All students will need to apply for a visa to visit India (not included in the program cost). Once the program has met minimum enrollment, USFSP Education Abroad will notify students how to proceed obtaining the visa. All passports should have a minimum six months of validity after the planned departure date from India.
For detailed information on travel documents you may need for your trip please visit our Passport and Visa page.
Participants are responsible for reserving and purchasing international transportation to and from India. Once the minimum enrollment for the program has been met, the USFSP Education Abroad Office will release the flight schedule the Program Director will travel on (do not purchase your flight prior to this). Students are strongly encouraged to travel outbound on the same flight as the Director or must coordinate their independent flight to arrive at the same time or earlier in order to use the group airport transfers provided. Students will need to arrive in Bangalore (Bengaluru) Airport by the designated time on July 27. The program will end in Kolkata (Calcutta) at a designated time on August 11.
July 27-August 2: double or triple occupancy hotel accommodations. Hotels subject to change.
Hotel Ramada Bangalore
11 Park Road
Sandesh the Prince
#3, Nazarbad Main Road
+(91) 821-2436777 / 2436999
July 30-August 1
Gem Park Hotel
Sheddon Road,The Nilgiris
Hotel Ramada Bangalore
11 Park Road
Double/triple occupancy dormitory accommodations at Indian School of Mines
Faculty and Contacts
Questions regarding study abroad, program enrollment, registration, and payments:
Academic Program Specialist
Global Initiatives Office
University of South Florida St. Petersburg
140 Seventh Avenue South, BAY 204K

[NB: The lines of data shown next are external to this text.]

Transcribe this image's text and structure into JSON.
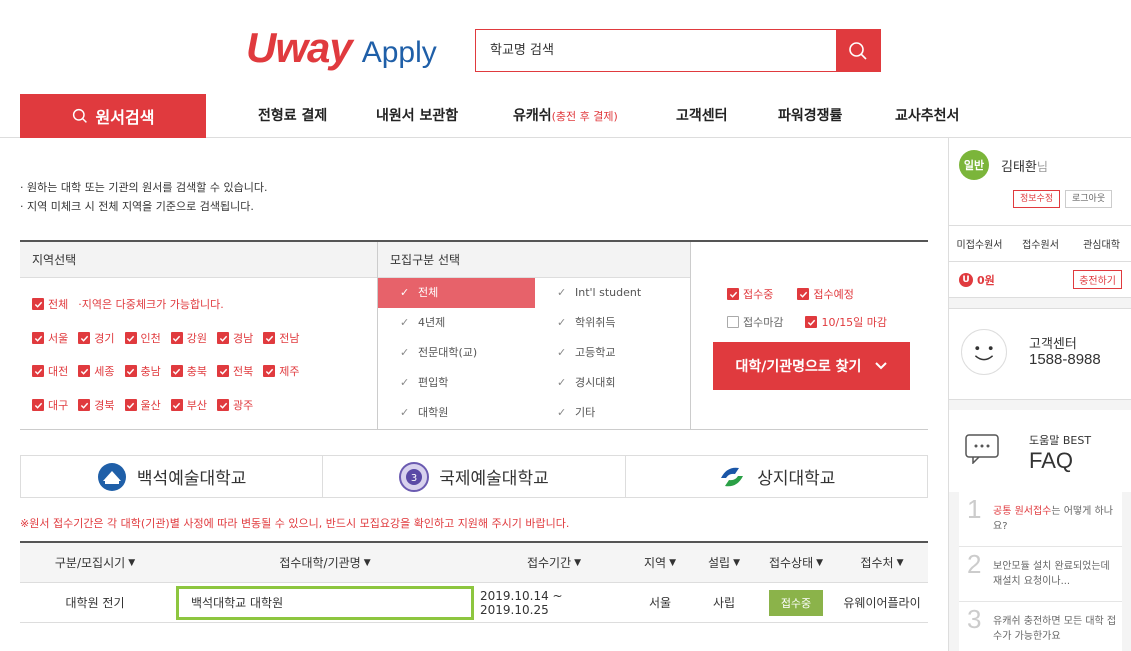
{
  "header": {
    "logo_uway": "Uway",
    "logo_apply": "Apply",
    "search_placeholder": "학교명 검색"
  },
  "nav": {
    "search_label": "원서검색",
    "items": [
      "전형료 결제",
      "내원서 보관함",
      "유캐쉬",
      "고객센터",
      "파워경쟁률",
      "교사추천서"
    ],
    "ucash_note": "(충전 후 결제)"
  },
  "info": {
    "line1": "· 원하는 대학 또는 기관의 원서를 검색할 수 있습니다.",
    "line2": "· 지역 미체크 시 전체 지역을 기준으로 검색됩니다."
  },
  "filter": {
    "region_title": "지역선택",
    "region_all": "전체",
    "region_hint": "·지역은 다중체크가 가능합니다.",
    "regions_row1": [
      "서울",
      "경기",
      "인천",
      "강원",
      "경남",
      "전남"
    ],
    "regions_row2": [
      "대전",
      "세종",
      "충남",
      "충북",
      "전북",
      "제주"
    ],
    "regions_row3": [
      "대구",
      "경북",
      "울산",
      "부산",
      "광주"
    ],
    "type_title": "모집구분 선택",
    "types_left": [
      "전체",
      "4년제",
      "전문대학(교)",
      "편입학",
      "대학원"
    ],
    "types_right": [
      "Int'l student",
      "학위취득",
      "고등학교",
      "경시대회",
      "기타"
    ],
    "status": [
      {
        "label": "접수중",
        "checked": true
      },
      {
        "label": "접수예정",
        "checked": true
      },
      {
        "label": "접수마감",
        "checked": false
      },
      {
        "label": "10/15일 마감",
        "checked": true
      }
    ],
    "find_button": "대학/기관명으로 찾기"
  },
  "universities": [
    "백석예술대학교",
    "국제예술대학교",
    "상지대학교"
  ],
  "notice": "※원서 접수기간은 각 대학(기관)별 사정에 따라 변동될 수 있으니, 반드시 모집요강을 확인하고 지원해 주시기 바랍니다.",
  "table": {
    "headers": [
      "구분/모집시기",
      "접수대학/기관명",
      "접수기간",
      "지역",
      "설립",
      "접수상태",
      "접수처"
    ],
    "row": {
      "type": "대학원 전기",
      "name": "백석대학교 대학원",
      "period": "2019.10.14 ~ 2019.10.25",
      "region": "서울",
      "founding": "사립",
      "status": "접수중",
      "agency": "유웨이어플라이"
    }
  },
  "sidebar": {
    "badge": "일반",
    "user_name": "김태환",
    "honorific": "님",
    "edit_info": "정보수정",
    "logout": "로그아웃",
    "tabs": [
      "미접수원서",
      "접수원서",
      "관심대학"
    ],
    "balance": "0원",
    "charge": "충전하기",
    "cs_title": "고객센터",
    "cs_phone": "1588-8988",
    "faq_sub": "도움말 BEST",
    "faq_title": "FAQ",
    "faq_items": [
      {
        "num": "1",
        "hl": "공통 원서접수",
        "rest": "는 어떻게 하나요?"
      },
      {
        "num": "2",
        "hl": "",
        "rest": "보안모듈 설치 완료되었는데 재설치 요청이나..."
      },
      {
        "num": "3",
        "hl": "",
        "rest": "유캐쉬 충전하면 모든 대학 접수가 가능한가요"
      }
    ]
  },
  "colors": {
    "accent": "#e03a3e",
    "highlight": "#8dc63f",
    "status_green": "#8bb34a"
  }
}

Questions regarding academics and courses:
Dr. Madhu Pandey
Instructor of Chemistry
Office Phone: 727-873-4972
Office: DAV 211